Diamond Bank is planning the biggest fund raising by a Nigerian lender this year as banks seek dollars to finance oil, power and other infrastructure projects, while meeting central bank capital requirements.
The Lagos-based lender plans to raise as much as $750 million in shares or bonds this year to fund more projects and raise its capital adequacy ratio, a measure of financial strength, to between 20 percent and 25 percent, according to Chief Financial Officer Abdulrahman Yinusa. The Central Bank of Nigeria requires a ratio of 15 percent and Diamond Bank’s was 17.3 percent at the end of 2012.
Fidelity Bank Plc is planning to issue a $350 million Eurobond to finance infrastructure including power and oil and gas industry projects. While Nigeria’s banks are returning to profit after the industry came near to collapse in a debt crisis in 2008 and 2009, many lenders need to rebuild their capital adequacy requirements, said Ronak Gadhia, an African equity analyst at Exotix Ltd. in London. Lenders also need access to dollars if they want to benefit from project lending, he said.
“The retail market hasn’t really taken off and most of their loan growth is being driven by big infrastructure lending or big projects in the oil and gas industry or the power industry which everyone seems to be getting excited about,” Gadhia said. “A lot of that lending has to happen in dollars.”
Nigeria, Africa’s top oil producer, is selling majority stakes in power plants and letting private investors acquire holding of as much as 60 percent in six transmission and 11 power distribution companies spun out of the former state-owned utility.
Banks have also increased lending to the oil industry as smaller producers increased drilling activity as they seek to boost output. Companies including London-based Heritage Oil Plc and Lagos-based Neconde Energy Ltd. bought stakes in fields owned by Royal Dutch Shell Plc, Eni SpA and Total SA.
“Confidence is returning on the Nigerian capital market, likewise returns, which is good for what we want to do,” Yinusa said in a phone interview yesterday. “Returns on Nigerian international debt instruments like the Eurobonds have been impressive, likewise investor interest, that for us gives us a chance.”
The Nigerian Stock Exchange All-Share Index has advanced 21 percent this year, the third best performance in Africa, according to data compiled by Bloomberg. Yields on Nigeria’s Eurobonds have fallen 30 basis points this month to 4.04 percent, the lowest since Jan. 31.
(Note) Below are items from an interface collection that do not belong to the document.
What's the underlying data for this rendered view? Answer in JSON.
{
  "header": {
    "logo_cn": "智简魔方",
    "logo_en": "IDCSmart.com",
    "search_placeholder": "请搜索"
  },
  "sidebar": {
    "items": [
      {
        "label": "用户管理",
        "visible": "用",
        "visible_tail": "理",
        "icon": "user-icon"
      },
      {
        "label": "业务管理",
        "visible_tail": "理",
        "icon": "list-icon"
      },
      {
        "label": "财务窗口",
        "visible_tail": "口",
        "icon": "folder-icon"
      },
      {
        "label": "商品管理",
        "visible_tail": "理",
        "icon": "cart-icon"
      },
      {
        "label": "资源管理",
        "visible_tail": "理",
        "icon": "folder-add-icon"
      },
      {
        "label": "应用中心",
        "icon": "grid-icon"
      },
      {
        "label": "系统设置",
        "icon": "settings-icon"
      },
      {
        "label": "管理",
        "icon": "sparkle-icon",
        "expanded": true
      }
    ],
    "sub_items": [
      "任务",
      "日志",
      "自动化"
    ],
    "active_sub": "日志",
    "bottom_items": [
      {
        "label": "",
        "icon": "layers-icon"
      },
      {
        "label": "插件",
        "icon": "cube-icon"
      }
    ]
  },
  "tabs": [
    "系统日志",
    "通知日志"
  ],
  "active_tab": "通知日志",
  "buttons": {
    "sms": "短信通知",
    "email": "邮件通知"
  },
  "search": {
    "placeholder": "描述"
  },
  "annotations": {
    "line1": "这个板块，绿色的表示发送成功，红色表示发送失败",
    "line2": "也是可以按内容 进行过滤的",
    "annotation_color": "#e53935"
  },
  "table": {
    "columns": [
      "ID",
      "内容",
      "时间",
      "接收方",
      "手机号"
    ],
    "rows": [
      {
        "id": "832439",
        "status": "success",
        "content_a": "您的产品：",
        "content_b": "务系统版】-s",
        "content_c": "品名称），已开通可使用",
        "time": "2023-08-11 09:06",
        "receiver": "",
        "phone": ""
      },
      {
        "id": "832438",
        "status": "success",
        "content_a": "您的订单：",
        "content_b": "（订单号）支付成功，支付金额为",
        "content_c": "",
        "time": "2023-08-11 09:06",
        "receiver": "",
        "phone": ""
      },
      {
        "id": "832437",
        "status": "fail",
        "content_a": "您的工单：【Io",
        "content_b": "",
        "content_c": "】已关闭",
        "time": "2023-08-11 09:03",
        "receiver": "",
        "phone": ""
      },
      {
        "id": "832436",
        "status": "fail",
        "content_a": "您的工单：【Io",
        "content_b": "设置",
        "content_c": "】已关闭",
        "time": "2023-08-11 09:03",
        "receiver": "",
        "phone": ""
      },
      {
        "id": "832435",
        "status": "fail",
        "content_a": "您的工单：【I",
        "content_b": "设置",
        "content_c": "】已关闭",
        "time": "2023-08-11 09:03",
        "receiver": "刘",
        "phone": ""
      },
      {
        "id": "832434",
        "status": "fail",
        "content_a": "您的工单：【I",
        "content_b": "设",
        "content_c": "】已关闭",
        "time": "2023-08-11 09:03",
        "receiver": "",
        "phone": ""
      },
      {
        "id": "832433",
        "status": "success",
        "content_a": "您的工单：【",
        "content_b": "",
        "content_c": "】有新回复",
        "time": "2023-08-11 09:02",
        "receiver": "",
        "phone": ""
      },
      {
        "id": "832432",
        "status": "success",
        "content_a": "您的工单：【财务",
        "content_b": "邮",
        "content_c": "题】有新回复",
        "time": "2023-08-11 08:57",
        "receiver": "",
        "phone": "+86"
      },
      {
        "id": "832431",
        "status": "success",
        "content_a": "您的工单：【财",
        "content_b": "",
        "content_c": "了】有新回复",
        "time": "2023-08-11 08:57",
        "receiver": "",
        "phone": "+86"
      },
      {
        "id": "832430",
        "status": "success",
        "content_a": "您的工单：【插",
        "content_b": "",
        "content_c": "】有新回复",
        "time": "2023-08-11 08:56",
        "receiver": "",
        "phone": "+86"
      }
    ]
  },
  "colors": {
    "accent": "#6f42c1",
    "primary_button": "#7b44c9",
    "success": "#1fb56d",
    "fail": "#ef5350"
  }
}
Central Bank of Nigeria Governor Lamido Sanusi fired the chief executive officers of eight of the country’s 24 lenders in 2009 and the government set up the Asset Management Corp. of Nigeria in 2010 to buy bad debts from the country’s banks, including a N25 billion ($159 million) loan Diamond Bank had extended to Geometric Power Ltd., a power generation company.